“Shahn’dra,” she called out.
“Here Mama,” the girl answered.
“Are you safe, child?”
“I’m sorry Mama. I have -” Tears welled up in her eyes. “I know what I have done is forbidden.”
Shoahn’Kra took several deep breaths as the stim pack worked to stabilize her metabolism. She looked in Walker’s eyes and showed him something he had never seen in her before: fear. “It is never forbidden to defend yourself, child,” she said.
Graham tapped the keypad to transfer a new sequence to the stim pack. “Think I’ve got it, sir,” he said. The monitor gave a single low chime and the stim pack shut down. “She’s all yours, sir.”

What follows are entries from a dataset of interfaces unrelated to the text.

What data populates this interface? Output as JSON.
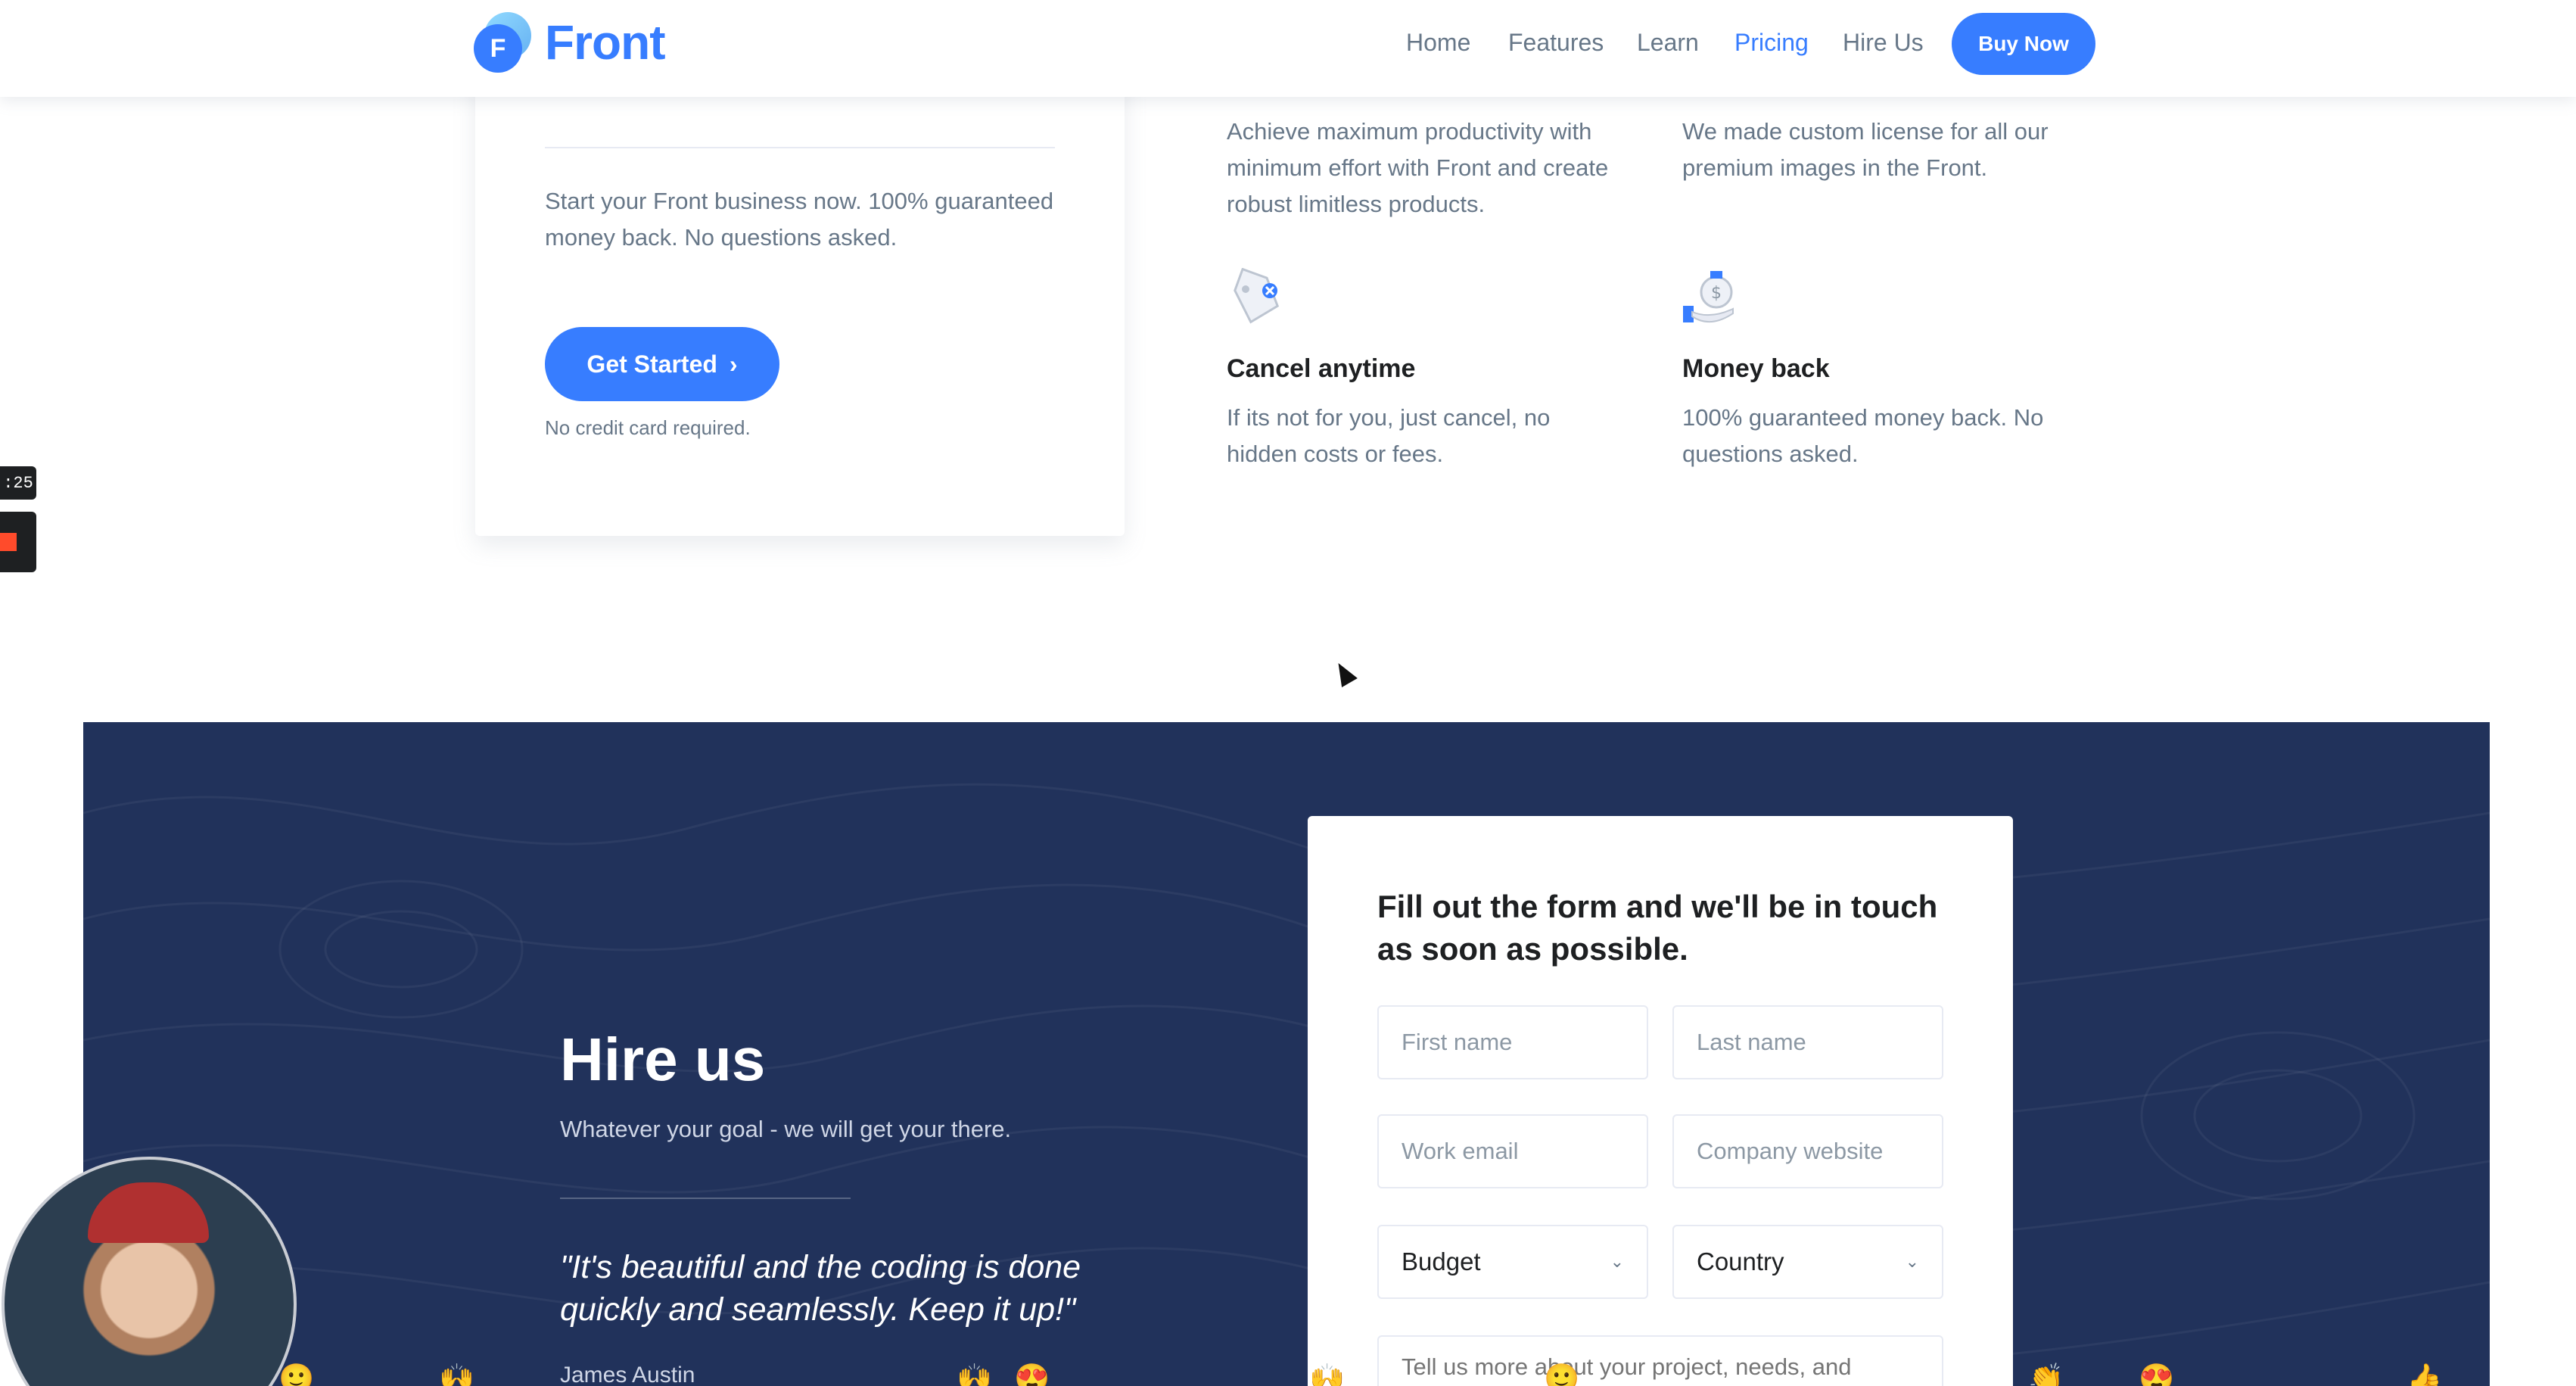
{
  "header": {
    "logo_text": "Front",
    "logo_letter": "F",
    "nav": [
      {
        "label": "Home",
        "active": false
      },
      {
        "label": "Features",
        "active": false
      },
      {
        "label": "Learn",
        "active": false
      },
      {
        "label": "Pricing",
        "active": true
      },
      {
        "label": "Hire Us",
        "active": false
      }
    ],
    "buy_now_label": "Buy Now"
  },
  "pricing_card": {
    "description": "Start your Front business now. 100% guaranteed money back. No questions asked.",
    "cta_label": "Get Started",
    "cta_icon": "chevron-right-icon",
    "note": "No credit card required."
  },
  "features": [
    {
      "title": "",
      "text": "Achieve maximum productivity with minimum effort with Front and create robust limitless products."
    },
    {
      "title": "",
      "text": "We made custom license for all our premium images in the Front."
    },
    {
      "title": "Cancel anytime",
      "text": "If its not for you, just cancel, no hidden costs or fees.",
      "icon": "tag-cancel-icon"
    },
    {
      "title": "Money back",
      "text": "100% guaranteed money back. No questions asked.",
      "icon": "money-bag-icon"
    }
  ],
  "recorder": {
    "time": ":25"
  },
  "hire": {
    "title": "Hire us",
    "subtitle": "Whatever your goal - we will get your there.",
    "quote": "\"It's beautiful and the coding is done quickly and seamlessly. Keep it up!\"",
    "author": "James Austin"
  },
  "form": {
    "title": "Fill out the form and we'll be in touch as soon as possible.",
    "first_name_placeholder": "First name",
    "last_name_placeholder": "Last name",
    "email_placeholder": "Work email",
    "website_placeholder": "Company website",
    "budget_label": "Budget",
    "country_label": "Country",
    "message_placeholder": "Tell us more about your project, needs, and"
  },
  "colors": {
    "primary": "#377dff",
    "navy": "#21325b",
    "text_muted": "#677788"
  }
}
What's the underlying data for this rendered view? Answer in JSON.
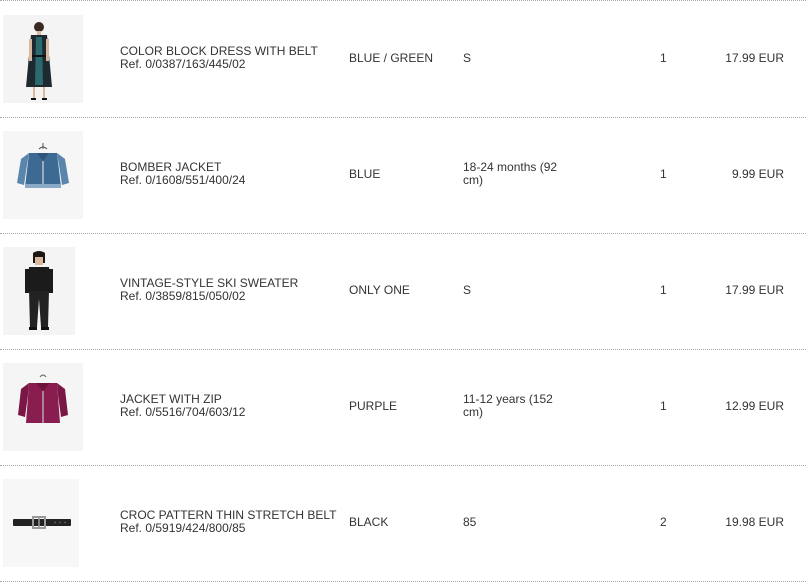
{
  "items": [
    {
      "name": "COLOR BLOCK DRESS WITH BELT",
      "ref": "Ref. 0/0387/163/445/02",
      "color": "BLUE / GREEN",
      "size": "S",
      "quantity": "1",
      "price": "17.99 EUR",
      "image": "dress-photo"
    },
    {
      "name": "BOMBER JACKET",
      "ref": "Ref. 0/1608/551/400/24",
      "color": "BLUE",
      "size": "18-24 months (92 cm)",
      "quantity": "1",
      "price": "9.99 EUR",
      "image": "denim-jacket-photo"
    },
    {
      "name": "VINTAGE-STYLE SKI SWEATER",
      "ref": "Ref. 0/3859/815/050/02",
      "color": "ONLY ONE",
      "size": "S",
      "quantity": "1",
      "price": "17.99 EUR",
      "image": "sweater-photo"
    },
    {
      "name": "JACKET WITH ZIP",
      "ref": "Ref. 0/5516/704/603/12",
      "color": "PURPLE",
      "size": "11-12 years (152 cm)",
      "quantity": "1",
      "price": "12.99 EUR",
      "image": "purple-jacket-photo"
    },
    {
      "name": "CROC PATTERN THIN STRETCH BELT",
      "ref": "Ref. 0/5919/424/800/85",
      "color": "BLACK",
      "size": "85",
      "quantity": "2",
      "price": "19.98 EUR",
      "image": "belt-photo"
    }
  ]
}
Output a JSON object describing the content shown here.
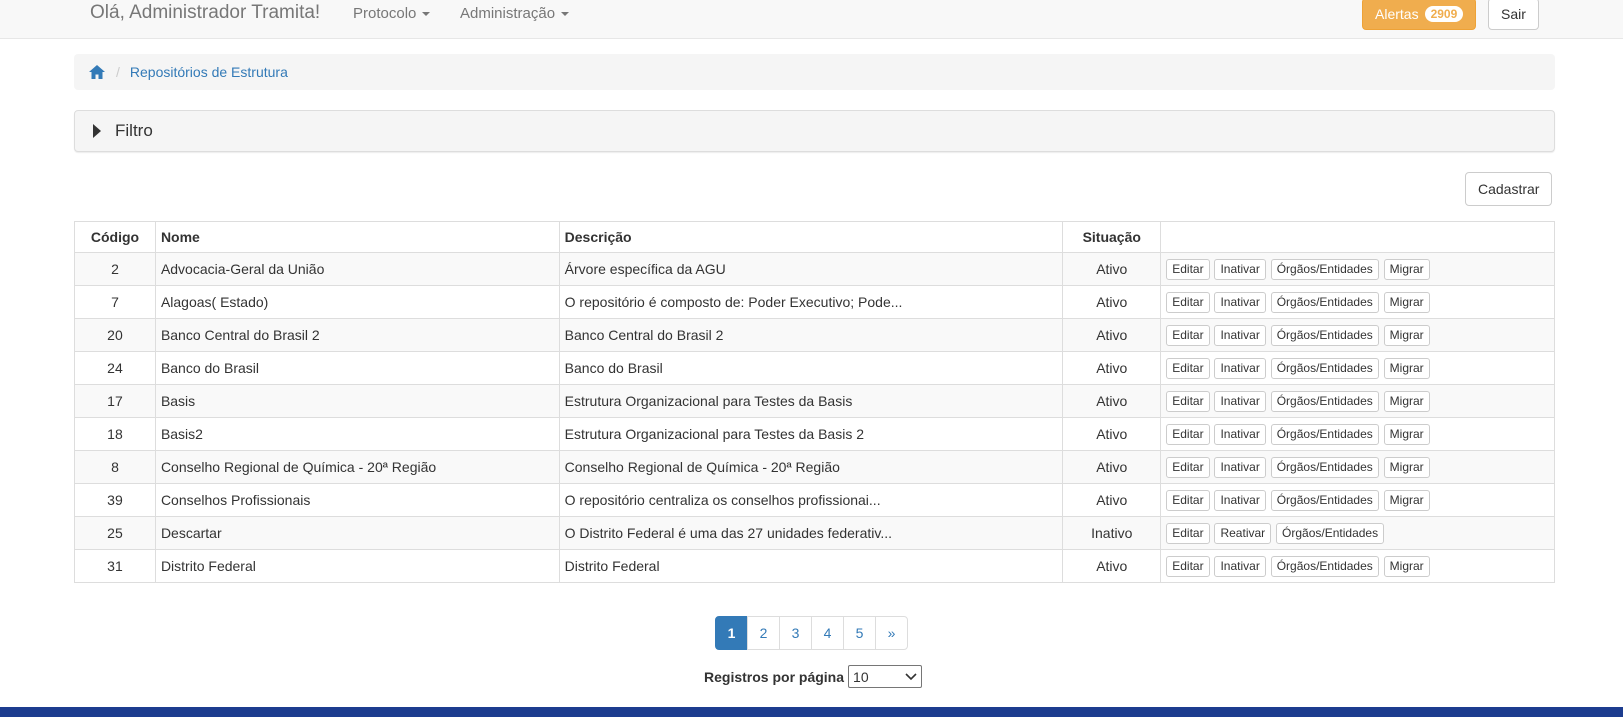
{
  "header": {
    "greeting": "Olá, Administrador Tramita!",
    "menu_protocolo": "Protocolo",
    "menu_administracao": "Administração",
    "alerts_label": "Alertas",
    "alerts_count": "2909",
    "logout_label": "Sair"
  },
  "breadcrumb": {
    "current": "Repositórios de Estrutura"
  },
  "filter": {
    "title": "Filtro"
  },
  "actions": {
    "create_label": "Cadastrar"
  },
  "table": {
    "headers": {
      "code": "Código",
      "name": "Nome",
      "description": "Descrição",
      "status": "Situação"
    },
    "rows": [
      {
        "code": "2",
        "name": "Advocacia-Geral da União",
        "description": "Árvore específica da AGU",
        "status": "Ativo",
        "edit": "Editar",
        "toggle": "Inativar",
        "orgs": "Órgãos/Entidades",
        "migrate": "Migrar"
      },
      {
        "code": "7",
        "name": "Alagoas( Estado)",
        "description": "O repositório é composto de: Poder Executivo; Pode...",
        "status": "Ativo",
        "edit": "Editar",
        "toggle": "Inativar",
        "orgs": "Órgãos/Entidades",
        "migrate": "Migrar"
      },
      {
        "code": "20",
        "name": "Banco Central do Brasil 2",
        "description": "Banco Central do Brasil 2",
        "status": "Ativo",
        "edit": "Editar",
        "toggle": "Inativar",
        "orgs": "Órgãos/Entidades",
        "migrate": "Migrar"
      },
      {
        "code": "24",
        "name": "Banco do Brasil",
        "description": "Banco do Brasil",
        "status": "Ativo",
        "edit": "Editar",
        "toggle": "Inativar",
        "orgs": "Órgãos/Entidades",
        "migrate": "Migrar"
      },
      {
        "code": "17",
        "name": "Basis",
        "description": "Estrutura Organizacional para Testes da Basis",
        "status": "Ativo",
        "edit": "Editar",
        "toggle": "Inativar",
        "orgs": "Órgãos/Entidades",
        "migrate": "Migrar"
      },
      {
        "code": "18",
        "name": "Basis2",
        "description": "Estrutura Organizacional para Testes da Basis 2",
        "status": "Ativo",
        "edit": "Editar",
        "toggle": "Inativar",
        "orgs": "Órgãos/Entidades",
        "migrate": "Migrar"
      },
      {
        "code": "8",
        "name": "Conselho Regional de Química - 20ª Região",
        "description": "Conselho Regional de Química - 20ª Região",
        "status": "Ativo",
        "edit": "Editar",
        "toggle": "Inativar",
        "orgs": "Órgãos/Entidades",
        "migrate": "Migrar"
      },
      {
        "code": "39",
        "name": "Conselhos Profissionais",
        "description": "O repositório centraliza os conselhos profissionai...",
        "status": "Ativo",
        "edit": "Editar",
        "toggle": "Inativar",
        "orgs": "Órgãos/Entidades",
        "migrate": "Migrar"
      },
      {
        "code": "25",
        "name": "Descartar",
        "description": "O Distrito Federal é uma das 27 unidades federativ...",
        "status": "Inativo",
        "edit": "Editar",
        "toggle": "Reativar",
        "orgs": "Órgãos/Entidades",
        "migrate": null
      },
      {
        "code": "31",
        "name": "Distrito Federal",
        "description": "Distrito Federal",
        "status": "Ativo",
        "edit": "Editar",
        "toggle": "Inativar",
        "orgs": "Órgãos/Entidades",
        "migrate": "Migrar"
      }
    ]
  },
  "pagination": {
    "pages": [
      "1",
      "2",
      "3",
      "4",
      "5"
    ],
    "current": "1",
    "next": "»"
  },
  "page_size": {
    "label": "Registros por página",
    "value": "10"
  },
  "colors": {
    "primary": "#337ab7",
    "warning": "#f0ad4e",
    "footer": "#1d3c8f"
  },
  "icons": {
    "home": "home-icon",
    "filter_toggle": "caret-right-icon",
    "dropdown": "caret-down-icon"
  }
}
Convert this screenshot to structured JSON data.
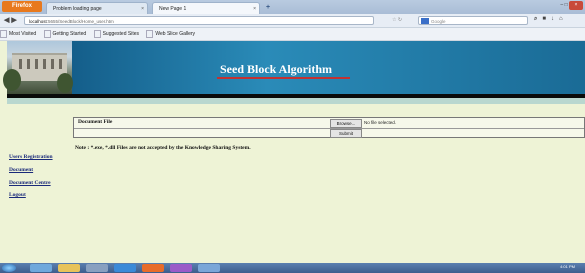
{
  "browser": {
    "app_button": "Firefox",
    "tabs": [
      {
        "label": "Problem loading page"
      },
      {
        "label": "New Page 1"
      }
    ],
    "new_tab": "+",
    "url_host": "localhost",
    "url_rest": ":5655/SeedBlock/Home_user.htm",
    "search_placeholder": "Google",
    "bookmarks": [
      "Most Visited",
      "Getting Started",
      "Suggested Sites",
      "Web Slice Gallery"
    ]
  },
  "banner": {
    "title": "Seed Block Algorithm"
  },
  "form": {
    "document_label": "Document File",
    "browse_label": "Browse...",
    "no_file_text": "No file selected.",
    "submit_label": "Submit",
    "note": "Note : *.exe, *.dll Files are not accepted by the Knowledge Sharing System."
  },
  "sidebar": {
    "items": [
      {
        "label": "Users Registration"
      },
      {
        "label": "Document"
      },
      {
        "label": "Document Centre"
      },
      {
        "label": "Logout"
      }
    ]
  },
  "taskbar": {
    "clock": "4:01 PM"
  }
}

Petty Officer Graham pulled a small vial of liquid from his pack and snapped it open. Placing his hand gently behind Shoahn’Kra’s neck, he raised the vial to her lips and said, “This won’t taste very good, but you’ll feel better.” The woman nodded, raising her snout slightly so he could pour the vial’s contents into her mouth, and then gulped down the liquid. Her face screwed up in a grimace of displeasure and Graham smiled. “She’ll be fine now, sir.”
“Thanks Doc. Well done,” Walker said. He looked into the woman’s eyes and asked her, “What the hell happened here?”
“Dren’Vil,” she said.
He smiled. “We heard that part. Can you tell me what that means?”
Shahn’dra spoke up from the other side of the room. “It’s- Dark Winds. They are forbidden.”
“I can see why,” Walker said.
Shahn’dra shook her head and fluttered her snout, then stood up and crossed the room to sit down next to him. “It is a way of thinking, of sharing thoughts,” she said.
“I’ve heard of that,” he said.
“The sharing is forbidden, but so are the thoughts that came. They are the Dark Winds.”
“Why would somebody share their, um – Dark Winds, if they’re forbidden?” he asked.
“Because they cannot be hidden if they are too strong. If you lose control of them.” She swooned and Graham caught her before she fell back.
He pulled a small plastic bottle of water from his pack and broke the seal. “Here,” he said, holding out the bottle. She cradled it with both hands and then uncurled her snout through the opening to drain it dry.
“Thank you,” she said, handing him the empty bottle. Graham quietly tucked it back into his pack. “These came from Shoahn’Fal,” she continued, “a priest who once sat with the Pyramid as my mother and I do now.”
“So you know him.”
“Yes. And he knows us.” She peered into Walker’s eyes and unfurled her antennae. “This, too, is forbidden, but you must understand,” she said.
“It’s fine. I trust you.”
Her antennae fluttered and then swayed gently over her head as she looked into his eyes. A vision flashed through his mind. The world went white and then the air swept over him in a wave of searing heat. The white faded and became a rolling orange ball that boiled into the sky. Everything around him burst into flame and was swept back into a roaring column of smoke and fire that rose into the sky and blacked out the sun. The Paladin’s heart stopped as he realized what he was watching. Just as quickly as it had entered his mind, the vision was gone.
She wrapped her clawed fingers around his arm. Still staring into his eyes, she said, “He must not come here.”
©2016 Michael J Lawrence